Funding fossil fuels
Fossil-fuel combustion accounts for about two-thirds of human exposure to outdoor air pollution – it is also the main driver of climate change.
The research also shows that governments have spent 21% more in development assistance on projects that prolong fossil fuel usage ($1.50 billion in 2019 and 2020) than they did on projects with a primary objective of reducing air pollution (around $1.24 billion).
The International Energy Agency has called for a dramatic shift away from fossil fuels to limit global warming to 1.5°C above pre-industrial levels, the target agreed by governments in Paris in 2015. The IPCC’s historic climate report sounded a ‘death knell’ for the coal and fossil fuel industry.
‘There must be no new coal plants built after 2021. OECD countries must phase out existing coal by 2030, with all others following suit by 2040. Countries should also end all new fossil fuel exploration and production, and shift fossil fuel subsidies into renewable energy.’

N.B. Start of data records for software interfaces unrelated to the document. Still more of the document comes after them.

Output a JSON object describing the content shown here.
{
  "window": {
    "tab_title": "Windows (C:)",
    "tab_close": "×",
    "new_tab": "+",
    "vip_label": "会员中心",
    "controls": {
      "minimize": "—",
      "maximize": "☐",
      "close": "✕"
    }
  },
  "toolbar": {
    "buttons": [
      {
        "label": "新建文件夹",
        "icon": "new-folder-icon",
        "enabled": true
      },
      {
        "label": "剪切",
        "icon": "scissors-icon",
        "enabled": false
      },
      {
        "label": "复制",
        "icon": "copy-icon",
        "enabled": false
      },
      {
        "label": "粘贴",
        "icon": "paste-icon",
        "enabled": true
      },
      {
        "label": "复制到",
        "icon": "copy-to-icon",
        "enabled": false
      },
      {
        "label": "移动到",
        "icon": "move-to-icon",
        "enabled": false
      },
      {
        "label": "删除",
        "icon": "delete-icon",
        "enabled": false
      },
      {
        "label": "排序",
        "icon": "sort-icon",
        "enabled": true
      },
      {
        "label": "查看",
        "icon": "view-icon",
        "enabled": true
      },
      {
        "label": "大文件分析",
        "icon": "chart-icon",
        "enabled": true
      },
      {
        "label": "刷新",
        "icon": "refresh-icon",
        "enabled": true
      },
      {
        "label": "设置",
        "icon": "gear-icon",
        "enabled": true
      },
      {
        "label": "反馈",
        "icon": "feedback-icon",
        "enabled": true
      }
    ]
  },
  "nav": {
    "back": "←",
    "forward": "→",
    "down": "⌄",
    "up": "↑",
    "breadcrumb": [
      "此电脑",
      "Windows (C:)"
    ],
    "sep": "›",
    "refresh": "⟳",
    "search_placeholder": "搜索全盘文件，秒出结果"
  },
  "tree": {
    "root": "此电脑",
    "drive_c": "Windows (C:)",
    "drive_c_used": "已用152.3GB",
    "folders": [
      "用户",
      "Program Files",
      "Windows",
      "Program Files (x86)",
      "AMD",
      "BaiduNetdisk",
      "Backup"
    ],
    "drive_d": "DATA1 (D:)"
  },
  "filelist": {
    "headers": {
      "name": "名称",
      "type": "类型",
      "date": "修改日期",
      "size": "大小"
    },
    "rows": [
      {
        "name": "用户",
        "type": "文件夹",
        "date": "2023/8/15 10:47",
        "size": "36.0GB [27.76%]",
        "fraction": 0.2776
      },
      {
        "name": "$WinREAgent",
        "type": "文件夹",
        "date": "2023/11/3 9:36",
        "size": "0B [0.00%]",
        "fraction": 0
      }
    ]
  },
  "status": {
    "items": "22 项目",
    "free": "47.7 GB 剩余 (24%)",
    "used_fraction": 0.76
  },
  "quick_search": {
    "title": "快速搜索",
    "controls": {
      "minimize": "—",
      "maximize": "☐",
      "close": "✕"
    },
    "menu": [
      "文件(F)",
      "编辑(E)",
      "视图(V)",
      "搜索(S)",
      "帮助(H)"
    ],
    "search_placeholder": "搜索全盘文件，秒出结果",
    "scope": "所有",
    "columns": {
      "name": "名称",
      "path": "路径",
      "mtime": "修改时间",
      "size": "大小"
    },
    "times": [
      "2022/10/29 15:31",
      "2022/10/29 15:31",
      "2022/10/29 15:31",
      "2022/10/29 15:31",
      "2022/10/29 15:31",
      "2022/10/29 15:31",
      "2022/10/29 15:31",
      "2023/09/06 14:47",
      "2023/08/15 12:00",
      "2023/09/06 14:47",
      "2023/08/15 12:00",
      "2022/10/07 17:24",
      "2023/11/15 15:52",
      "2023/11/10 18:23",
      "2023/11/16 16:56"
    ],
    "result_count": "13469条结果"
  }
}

UN Secretary General
Funding from philanthropic foundations to clean air projects increased by 17% in 2020 to $44.7 million. However, despite over 4.2 million people dying every year as a result of outdoor air pollution, these figures amount to just 0.1% of philanthropic grants worldwide.
The report also highlights that grant-making to air quality by foundations is largely restricted to climate, environment and energy funders, while the money is mainly directed to North America, Europe, India, China and global projects.
Funding from official development sources is hugely unequal, with little reaching the hardest hit areas. Africa and Latin America receive just 5% and 10% of aid funding respectively, despite housing some of the world’s most polluted cities and regions. 80% of aid goes via loans to middle-income countries in Asia.
There are significant opportunities for more collaboration and complementary approaches between foundations focused on climate, health and equity, as well as between governments and philanthropic foundations.
‘Clean air initiatives can be a secret weapon against some of the world’s most pressing challenges but governments are largely ignoring them. We can tackle climate change, save lives and fight inequality at the same time if we invest more and work together. Governments that address this blind spot can rapidly deliver huge benefits for people.’
Executive director and founder of the Clean Air Fund